Staffers found the old jersey in storage and thought it would be a fitting touch to the lobby of the Mendenhall Center as a link to the past. Many people think Basnight was the best dunker in program history, but for teammates, he was much more.

“He was a true Runnin’ Rebel,” said Eldridge Hudson, a former teammate and longtime friend. “For our team, we were a band of brothers. That ‘87 team, we made a pact to always stick together. That’s why we were No. 1 the whole year and got to the Final Four. We should have won the national championship, but that’s a story for another day.”

The story this day was remembering Basnight. He died over the weekend, UNLV said in a social media post. He was 59.

Basnight, a native of Detroit, averaged 8.8 points and 4.5 rebounds over three seasons at UNLV.

His legendary dunks, such as one he put down against Pacific, still live on YouTube. “Jarvis Basnight steals the ball, goes behind the back, and jumps over the defender for the dunk,” sportscaster Chick Hearn said as he called the action.

The 1987 Rebels were loaded with Mark Wade and Freddie Banks in the backcourt and Armen Gilliam at forward.

That meant the 6-foot-8 Basnight often played center, which is where he was at an advantage because of his ability to run the court.

They were, after all, the Runnin’ Rebels.

“Jarvis just played his butt off, and nobody talks about that,” Hudson said. “That effort was contagious.”

Hudson said Basnight’s smile was also contagious. The men frequently exchanged text messages. Basnight always ended the communications with “33 and 44 for life,” Hudson said as tears welled up in his eyes.

“I just got off the phone with his daughter. That was hard,” he said.

Being a Rebel means always being there when your UNLV brother needs to be lifted up, Hudson said. A group of 1987 players — Banks, Wade and Leon Symanski — spent time together Monday morning to share stories of their friend.

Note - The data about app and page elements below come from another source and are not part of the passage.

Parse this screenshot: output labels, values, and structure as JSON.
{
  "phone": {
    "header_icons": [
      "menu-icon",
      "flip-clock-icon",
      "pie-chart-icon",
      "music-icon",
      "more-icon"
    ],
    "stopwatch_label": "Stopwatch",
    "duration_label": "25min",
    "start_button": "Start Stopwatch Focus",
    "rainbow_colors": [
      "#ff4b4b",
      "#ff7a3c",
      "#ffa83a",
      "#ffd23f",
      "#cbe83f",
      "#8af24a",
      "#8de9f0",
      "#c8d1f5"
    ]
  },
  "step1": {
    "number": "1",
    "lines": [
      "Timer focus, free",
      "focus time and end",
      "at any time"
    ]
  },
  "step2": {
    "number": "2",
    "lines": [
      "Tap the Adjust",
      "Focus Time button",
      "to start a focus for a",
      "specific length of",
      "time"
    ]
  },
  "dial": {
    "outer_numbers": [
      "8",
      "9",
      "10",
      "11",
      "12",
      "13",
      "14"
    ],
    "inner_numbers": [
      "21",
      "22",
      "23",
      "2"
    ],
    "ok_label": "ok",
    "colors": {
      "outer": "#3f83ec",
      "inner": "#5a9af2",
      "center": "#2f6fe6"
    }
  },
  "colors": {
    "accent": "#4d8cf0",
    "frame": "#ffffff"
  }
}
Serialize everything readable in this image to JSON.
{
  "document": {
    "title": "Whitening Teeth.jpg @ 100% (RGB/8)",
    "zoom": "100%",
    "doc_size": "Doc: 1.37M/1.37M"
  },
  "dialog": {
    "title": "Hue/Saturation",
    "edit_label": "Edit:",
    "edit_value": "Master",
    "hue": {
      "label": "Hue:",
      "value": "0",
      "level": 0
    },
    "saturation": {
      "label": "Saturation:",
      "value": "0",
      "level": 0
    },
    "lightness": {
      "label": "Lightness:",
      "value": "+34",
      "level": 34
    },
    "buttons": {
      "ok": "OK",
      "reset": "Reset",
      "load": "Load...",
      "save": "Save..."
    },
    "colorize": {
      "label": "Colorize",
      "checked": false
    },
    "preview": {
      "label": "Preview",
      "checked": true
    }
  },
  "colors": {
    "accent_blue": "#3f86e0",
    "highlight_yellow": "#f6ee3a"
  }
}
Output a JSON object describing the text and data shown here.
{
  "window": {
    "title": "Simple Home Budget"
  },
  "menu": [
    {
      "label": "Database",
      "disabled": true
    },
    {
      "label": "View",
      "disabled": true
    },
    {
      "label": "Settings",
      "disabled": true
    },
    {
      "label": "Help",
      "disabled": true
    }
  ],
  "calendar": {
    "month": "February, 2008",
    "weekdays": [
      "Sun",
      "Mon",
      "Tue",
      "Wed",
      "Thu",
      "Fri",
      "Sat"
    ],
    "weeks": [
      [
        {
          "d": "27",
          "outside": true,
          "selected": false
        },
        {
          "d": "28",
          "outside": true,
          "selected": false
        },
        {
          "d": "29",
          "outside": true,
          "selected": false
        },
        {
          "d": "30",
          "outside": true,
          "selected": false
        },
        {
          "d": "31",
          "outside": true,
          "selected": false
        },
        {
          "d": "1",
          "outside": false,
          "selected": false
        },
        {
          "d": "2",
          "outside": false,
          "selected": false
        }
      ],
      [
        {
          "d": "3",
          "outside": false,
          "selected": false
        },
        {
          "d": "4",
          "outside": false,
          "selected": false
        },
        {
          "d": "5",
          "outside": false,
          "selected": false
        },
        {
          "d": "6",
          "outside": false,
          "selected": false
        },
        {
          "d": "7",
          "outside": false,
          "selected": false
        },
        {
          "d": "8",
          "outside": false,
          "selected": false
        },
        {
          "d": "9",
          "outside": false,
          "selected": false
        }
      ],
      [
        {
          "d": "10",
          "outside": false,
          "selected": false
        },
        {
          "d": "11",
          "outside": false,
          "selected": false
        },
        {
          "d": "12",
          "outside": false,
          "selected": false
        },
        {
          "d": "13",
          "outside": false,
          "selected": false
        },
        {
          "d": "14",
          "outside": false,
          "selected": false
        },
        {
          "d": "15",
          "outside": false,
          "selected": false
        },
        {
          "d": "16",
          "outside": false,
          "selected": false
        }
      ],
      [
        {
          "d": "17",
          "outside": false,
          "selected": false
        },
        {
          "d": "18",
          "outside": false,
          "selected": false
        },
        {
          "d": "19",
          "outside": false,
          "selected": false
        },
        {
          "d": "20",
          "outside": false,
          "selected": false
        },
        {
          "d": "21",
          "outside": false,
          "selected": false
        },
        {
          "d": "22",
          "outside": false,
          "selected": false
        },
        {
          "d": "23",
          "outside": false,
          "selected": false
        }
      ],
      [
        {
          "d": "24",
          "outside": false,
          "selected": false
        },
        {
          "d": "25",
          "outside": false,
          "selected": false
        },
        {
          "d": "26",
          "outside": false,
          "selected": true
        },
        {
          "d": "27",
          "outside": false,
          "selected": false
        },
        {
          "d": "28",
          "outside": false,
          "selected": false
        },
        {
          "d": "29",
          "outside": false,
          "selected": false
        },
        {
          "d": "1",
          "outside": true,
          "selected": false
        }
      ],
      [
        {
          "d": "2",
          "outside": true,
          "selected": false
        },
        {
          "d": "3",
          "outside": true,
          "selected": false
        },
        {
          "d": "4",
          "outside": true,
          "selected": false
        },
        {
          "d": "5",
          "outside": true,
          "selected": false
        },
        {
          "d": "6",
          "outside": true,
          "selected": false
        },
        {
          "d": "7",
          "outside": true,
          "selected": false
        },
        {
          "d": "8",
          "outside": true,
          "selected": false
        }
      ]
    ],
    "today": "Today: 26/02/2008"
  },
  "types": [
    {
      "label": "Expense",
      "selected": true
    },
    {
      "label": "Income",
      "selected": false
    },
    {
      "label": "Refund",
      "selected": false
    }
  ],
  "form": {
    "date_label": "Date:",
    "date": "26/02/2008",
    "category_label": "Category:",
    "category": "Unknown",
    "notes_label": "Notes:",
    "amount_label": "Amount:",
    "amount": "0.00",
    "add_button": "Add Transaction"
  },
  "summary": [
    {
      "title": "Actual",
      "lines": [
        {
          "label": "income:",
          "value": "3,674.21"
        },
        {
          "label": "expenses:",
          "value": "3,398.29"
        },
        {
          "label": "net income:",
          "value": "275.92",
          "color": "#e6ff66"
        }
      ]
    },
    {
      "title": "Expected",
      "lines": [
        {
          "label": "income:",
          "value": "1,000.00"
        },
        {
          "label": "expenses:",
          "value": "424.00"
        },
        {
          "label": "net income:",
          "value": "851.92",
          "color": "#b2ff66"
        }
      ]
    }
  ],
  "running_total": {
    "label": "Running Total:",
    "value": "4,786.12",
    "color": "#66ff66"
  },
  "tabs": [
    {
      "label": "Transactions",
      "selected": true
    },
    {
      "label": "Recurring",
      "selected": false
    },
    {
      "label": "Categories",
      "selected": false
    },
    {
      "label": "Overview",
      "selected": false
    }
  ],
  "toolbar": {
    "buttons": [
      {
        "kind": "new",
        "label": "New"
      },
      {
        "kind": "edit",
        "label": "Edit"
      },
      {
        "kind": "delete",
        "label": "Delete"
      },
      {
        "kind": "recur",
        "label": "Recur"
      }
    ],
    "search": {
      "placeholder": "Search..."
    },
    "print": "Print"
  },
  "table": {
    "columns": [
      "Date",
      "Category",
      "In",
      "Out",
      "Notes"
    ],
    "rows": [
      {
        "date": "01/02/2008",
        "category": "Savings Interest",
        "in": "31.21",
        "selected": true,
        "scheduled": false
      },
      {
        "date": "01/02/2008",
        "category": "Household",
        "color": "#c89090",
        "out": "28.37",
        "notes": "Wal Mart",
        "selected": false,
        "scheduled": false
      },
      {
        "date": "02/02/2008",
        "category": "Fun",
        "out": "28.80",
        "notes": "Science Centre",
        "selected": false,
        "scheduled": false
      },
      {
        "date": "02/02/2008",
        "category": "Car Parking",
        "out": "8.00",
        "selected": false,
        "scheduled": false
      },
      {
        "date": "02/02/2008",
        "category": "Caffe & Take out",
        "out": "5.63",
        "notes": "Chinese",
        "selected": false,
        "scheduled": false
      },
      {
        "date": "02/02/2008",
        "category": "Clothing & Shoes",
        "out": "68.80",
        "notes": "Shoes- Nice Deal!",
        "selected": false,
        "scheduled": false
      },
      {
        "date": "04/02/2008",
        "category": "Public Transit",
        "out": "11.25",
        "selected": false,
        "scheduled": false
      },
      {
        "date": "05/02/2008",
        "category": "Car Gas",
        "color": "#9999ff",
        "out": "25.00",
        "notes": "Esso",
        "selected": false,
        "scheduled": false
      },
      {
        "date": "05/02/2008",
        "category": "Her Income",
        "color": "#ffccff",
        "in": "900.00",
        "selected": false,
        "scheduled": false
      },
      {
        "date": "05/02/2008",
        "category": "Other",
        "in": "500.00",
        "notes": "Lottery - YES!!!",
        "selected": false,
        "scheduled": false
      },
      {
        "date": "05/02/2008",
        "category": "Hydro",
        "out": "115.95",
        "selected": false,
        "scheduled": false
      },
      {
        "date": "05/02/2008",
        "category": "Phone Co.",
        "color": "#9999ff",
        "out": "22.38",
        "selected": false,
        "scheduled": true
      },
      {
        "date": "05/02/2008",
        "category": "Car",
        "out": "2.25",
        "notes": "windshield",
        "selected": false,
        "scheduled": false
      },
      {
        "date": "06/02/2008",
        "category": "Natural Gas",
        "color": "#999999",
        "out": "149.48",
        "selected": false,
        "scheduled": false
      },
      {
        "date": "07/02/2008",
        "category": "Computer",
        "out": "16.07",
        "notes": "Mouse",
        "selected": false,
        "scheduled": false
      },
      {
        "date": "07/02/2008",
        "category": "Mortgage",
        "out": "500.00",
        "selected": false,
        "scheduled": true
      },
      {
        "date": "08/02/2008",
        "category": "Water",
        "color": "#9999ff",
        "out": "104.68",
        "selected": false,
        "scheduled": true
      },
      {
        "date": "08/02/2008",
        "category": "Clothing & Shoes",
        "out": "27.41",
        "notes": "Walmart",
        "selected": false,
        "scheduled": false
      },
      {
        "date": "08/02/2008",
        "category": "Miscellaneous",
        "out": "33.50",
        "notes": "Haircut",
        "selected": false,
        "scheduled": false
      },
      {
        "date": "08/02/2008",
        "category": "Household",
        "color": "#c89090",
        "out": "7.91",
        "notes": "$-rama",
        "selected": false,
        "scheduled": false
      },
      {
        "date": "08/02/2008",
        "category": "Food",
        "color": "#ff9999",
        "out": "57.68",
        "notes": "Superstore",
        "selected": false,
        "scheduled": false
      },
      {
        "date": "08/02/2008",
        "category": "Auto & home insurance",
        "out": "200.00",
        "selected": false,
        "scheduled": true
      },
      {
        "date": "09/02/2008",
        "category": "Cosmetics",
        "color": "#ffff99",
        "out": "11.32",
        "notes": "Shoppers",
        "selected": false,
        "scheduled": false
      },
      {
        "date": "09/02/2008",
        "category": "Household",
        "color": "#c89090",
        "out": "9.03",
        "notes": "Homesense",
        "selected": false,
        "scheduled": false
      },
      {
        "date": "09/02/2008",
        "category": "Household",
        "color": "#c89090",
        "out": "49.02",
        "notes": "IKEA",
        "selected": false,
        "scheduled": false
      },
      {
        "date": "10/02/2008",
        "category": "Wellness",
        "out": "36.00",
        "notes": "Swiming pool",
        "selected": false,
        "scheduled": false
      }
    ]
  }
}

They finished with a 37-2 record, losing in the Final Four 92-87 to eventual champion Indiana.

“We genuinely love each other to this day,” Hudson said. “We have an unbreakable bond.”

Article written by #LasVegasSun